Cindy and Dorothy May, affectionately known as Granny Dot’s story
Sometimes it’s hard for me to talk about my mom without getting choked up. That’s because when I think about all she’s done for our family, this torrent of emotion floods my entire body. I am so grateful for everything she taught us while we were growing up.
My 92 year-old mother, Dorothy May, started living with me and my husband since 2009. This woman has always been smart as a whip. She graduated as valedictorian in high school; and summa cum laude in college. My mom ventured into education as a career.
It was a privilege when she was given the title of 4H agent through West Virginia University extension office—she was the first in Putnam County, West Virginia to receive the title. She was also a high school teacher who taught English, Journalism, and Physical Education. She also developed a West Virginia history project, math project, and highly visible health project to kids in her school district.
My mom has always been the type of person who grabbed one opportunity after the next. When I was a child, I remember wanting to be just like her. So I followed in her footsteps and also pursued a career in education.
Nowadays, Mom is confined to her bed. It’s difficult to watch a parent’s health decline—especially when you consider how she was so vibrant, active and engaged in her younger years.
A few years ago, my mother lost her mobility. But that hasn’t stopped her from living as full a life that she can. To this day, her mind is still very active and engaging.

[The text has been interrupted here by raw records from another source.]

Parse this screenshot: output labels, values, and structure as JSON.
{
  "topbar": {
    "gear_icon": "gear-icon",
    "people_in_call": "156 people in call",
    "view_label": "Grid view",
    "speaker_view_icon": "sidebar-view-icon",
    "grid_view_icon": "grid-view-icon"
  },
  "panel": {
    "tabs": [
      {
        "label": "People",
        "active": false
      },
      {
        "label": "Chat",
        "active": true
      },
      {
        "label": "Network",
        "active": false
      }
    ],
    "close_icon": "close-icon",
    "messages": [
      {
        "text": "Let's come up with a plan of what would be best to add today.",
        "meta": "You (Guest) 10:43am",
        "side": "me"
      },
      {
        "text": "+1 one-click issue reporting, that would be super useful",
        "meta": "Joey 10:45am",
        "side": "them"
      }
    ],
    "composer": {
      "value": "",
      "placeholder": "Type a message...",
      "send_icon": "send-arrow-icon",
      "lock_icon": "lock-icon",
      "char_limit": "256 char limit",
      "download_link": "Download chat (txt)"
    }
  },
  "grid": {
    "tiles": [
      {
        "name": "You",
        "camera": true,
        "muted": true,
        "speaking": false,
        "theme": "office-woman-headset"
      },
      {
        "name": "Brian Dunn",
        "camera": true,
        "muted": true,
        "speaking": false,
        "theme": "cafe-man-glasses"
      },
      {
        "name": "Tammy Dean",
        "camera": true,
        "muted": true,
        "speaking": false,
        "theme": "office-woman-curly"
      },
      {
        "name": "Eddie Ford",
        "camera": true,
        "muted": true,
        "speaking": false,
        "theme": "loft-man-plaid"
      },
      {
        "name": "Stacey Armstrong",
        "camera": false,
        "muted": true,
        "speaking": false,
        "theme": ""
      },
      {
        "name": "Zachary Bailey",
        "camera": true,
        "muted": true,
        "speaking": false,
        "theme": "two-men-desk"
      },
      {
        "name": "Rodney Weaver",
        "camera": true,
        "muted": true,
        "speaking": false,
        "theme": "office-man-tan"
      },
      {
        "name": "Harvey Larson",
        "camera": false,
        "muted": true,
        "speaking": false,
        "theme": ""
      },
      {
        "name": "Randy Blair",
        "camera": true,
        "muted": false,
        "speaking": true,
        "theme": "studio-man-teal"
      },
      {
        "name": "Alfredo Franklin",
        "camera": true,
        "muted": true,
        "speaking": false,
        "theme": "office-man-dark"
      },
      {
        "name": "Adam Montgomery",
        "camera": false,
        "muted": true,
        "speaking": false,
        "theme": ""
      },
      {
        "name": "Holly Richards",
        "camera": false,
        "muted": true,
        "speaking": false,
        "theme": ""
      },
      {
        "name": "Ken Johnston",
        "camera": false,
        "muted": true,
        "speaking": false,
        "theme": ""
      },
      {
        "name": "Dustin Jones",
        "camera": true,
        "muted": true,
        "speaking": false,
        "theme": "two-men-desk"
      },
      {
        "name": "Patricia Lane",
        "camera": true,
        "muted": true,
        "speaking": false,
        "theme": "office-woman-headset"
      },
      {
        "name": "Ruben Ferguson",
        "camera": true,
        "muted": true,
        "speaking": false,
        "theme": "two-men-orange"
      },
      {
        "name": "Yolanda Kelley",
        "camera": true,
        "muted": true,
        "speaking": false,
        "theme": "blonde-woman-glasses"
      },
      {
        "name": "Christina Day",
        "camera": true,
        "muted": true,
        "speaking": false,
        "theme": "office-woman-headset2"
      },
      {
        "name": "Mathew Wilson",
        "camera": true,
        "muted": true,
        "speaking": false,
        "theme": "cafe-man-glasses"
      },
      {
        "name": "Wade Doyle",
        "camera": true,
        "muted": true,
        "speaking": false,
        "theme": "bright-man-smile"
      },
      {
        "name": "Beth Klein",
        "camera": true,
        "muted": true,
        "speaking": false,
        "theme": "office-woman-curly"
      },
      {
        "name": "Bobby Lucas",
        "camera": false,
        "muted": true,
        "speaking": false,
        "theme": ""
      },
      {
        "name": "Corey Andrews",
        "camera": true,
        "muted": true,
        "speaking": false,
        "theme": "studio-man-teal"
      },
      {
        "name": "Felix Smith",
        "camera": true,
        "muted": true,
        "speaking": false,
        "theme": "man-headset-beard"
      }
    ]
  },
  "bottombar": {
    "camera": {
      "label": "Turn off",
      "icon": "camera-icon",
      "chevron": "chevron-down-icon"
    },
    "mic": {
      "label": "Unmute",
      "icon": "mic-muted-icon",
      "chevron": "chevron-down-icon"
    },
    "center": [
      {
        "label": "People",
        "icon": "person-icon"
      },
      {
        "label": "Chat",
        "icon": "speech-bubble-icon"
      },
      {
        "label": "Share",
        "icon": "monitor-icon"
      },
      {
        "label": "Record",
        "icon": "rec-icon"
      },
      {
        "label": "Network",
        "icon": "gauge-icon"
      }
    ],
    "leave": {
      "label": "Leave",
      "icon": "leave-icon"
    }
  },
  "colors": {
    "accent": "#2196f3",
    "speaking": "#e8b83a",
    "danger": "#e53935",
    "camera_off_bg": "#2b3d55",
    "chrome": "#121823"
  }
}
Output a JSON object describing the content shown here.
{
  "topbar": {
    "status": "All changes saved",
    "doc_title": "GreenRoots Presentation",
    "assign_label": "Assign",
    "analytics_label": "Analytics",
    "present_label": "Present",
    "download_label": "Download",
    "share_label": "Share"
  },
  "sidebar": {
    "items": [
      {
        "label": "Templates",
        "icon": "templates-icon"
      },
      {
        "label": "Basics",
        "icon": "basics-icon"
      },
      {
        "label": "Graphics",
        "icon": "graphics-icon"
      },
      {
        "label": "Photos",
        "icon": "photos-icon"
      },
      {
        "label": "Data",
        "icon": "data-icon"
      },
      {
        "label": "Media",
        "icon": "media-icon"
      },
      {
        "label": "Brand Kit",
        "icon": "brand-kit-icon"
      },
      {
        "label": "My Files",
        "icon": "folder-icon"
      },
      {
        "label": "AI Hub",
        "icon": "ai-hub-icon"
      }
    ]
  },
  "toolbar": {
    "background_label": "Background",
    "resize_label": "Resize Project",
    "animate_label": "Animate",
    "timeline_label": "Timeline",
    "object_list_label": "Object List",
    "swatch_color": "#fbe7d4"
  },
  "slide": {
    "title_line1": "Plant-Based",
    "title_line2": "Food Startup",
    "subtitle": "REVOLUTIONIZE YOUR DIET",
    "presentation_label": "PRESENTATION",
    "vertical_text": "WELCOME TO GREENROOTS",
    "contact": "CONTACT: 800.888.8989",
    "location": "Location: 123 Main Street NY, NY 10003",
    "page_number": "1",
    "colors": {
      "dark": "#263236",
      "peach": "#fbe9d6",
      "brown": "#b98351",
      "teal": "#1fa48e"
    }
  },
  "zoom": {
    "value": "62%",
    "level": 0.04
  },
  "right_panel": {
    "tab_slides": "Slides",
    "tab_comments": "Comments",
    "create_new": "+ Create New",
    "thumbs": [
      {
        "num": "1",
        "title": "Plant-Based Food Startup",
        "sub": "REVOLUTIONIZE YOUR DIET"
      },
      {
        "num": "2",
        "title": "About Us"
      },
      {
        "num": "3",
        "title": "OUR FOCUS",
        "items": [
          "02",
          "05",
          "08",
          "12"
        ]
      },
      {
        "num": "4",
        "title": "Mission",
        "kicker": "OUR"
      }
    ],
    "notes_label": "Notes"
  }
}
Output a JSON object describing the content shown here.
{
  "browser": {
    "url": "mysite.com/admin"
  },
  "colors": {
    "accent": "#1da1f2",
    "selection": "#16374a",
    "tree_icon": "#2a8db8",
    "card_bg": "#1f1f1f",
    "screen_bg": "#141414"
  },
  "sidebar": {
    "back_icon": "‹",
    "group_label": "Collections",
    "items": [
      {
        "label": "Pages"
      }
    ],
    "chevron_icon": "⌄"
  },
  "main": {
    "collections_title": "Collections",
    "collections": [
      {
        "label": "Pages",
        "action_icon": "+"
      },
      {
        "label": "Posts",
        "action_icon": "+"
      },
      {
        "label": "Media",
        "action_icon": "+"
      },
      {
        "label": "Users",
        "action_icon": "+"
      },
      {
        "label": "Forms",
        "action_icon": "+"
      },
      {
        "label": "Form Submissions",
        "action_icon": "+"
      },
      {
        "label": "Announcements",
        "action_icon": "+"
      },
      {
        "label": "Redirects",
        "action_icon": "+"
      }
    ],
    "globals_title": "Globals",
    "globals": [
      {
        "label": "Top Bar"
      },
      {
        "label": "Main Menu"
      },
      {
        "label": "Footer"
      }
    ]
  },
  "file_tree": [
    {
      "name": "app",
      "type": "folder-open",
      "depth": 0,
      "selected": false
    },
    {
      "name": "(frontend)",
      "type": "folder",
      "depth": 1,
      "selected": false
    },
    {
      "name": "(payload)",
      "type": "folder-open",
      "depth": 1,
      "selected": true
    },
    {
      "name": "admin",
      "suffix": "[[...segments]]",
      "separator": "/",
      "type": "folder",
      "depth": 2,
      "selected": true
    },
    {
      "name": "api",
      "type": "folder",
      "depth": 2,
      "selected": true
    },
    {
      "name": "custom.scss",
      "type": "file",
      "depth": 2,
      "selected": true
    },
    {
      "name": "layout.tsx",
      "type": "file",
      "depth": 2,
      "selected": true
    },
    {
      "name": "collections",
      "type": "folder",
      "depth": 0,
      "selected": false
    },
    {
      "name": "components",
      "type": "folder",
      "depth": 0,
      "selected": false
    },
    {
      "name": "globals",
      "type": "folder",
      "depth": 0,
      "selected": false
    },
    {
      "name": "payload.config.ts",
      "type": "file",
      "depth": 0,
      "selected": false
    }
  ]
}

In 2014, my mom took interest in helping a local church and family organization that needed clothing for kids located on the other side of the globe. That year we sewed 72 sundresses for girls in Kenya—it took us about a week.
My mom also enjoys watching the birds fly up to the feeder that is located near her bedroom window. All sorts of bird species pay her a visit—from American gold finches, blue jays, cardinals, to nuthatches, and chickadees. I like to record the bird visits, so I keep a bird journal for my mom.
She twinkles each time I jot down who came to visit the feeder. She just smiles ear to ear. I wish you could meet her; she has the most gentle and sweet personality.
I take a lot of pride in giving my mom the best care possible. Her caregiving has become my mission in life. I do this for her—but I also do it for me. Nothing feels better than knowing you are giving your parent something they could not have, unless you provided it. I feel blessed that I find this work so rewarding. And in many ways, I feel honored that I am able to do this for my mom.
Caring for someone who is bedridden takes a certain amount of dedication. From daily bedside feeding, bathing, and constantly repositioning her, there’s never a dull moment. It takes a fair amount of effort on my part, but I’m happy to do it. And even happier to say, she’s never had a bedsore.
My mom’s skin is soft as can be. People are impressed when they see her youthful glow. I constantly moisturize her skin. I also use Sage Comfort Shield Barrier Cream Cloths on her bottom. I’m so glad I found the product because it keeps her skin healthy.
At age 92, my mom still wants to look her best. Each day she asks me, in her own way, to style her hair. Then, she usually picks her favorite rose earrings. Before I dress her, I give her two choices on blouses. She simply nods to let me know which one she likes. Even though she doesn’t talk much, we still have a wonderful way of communicating.
Sometimes I crawl up into her bed to sit next to her. We hold hands and it comforts both of us. When it comes to my mom’s care, at the end of the day, I just want her to feel comfortable, well cared for and loved. So am I willing to do everything I can to make that happen.
No individuals or organizations were compensated by Sage or Stryker for contributing to this article.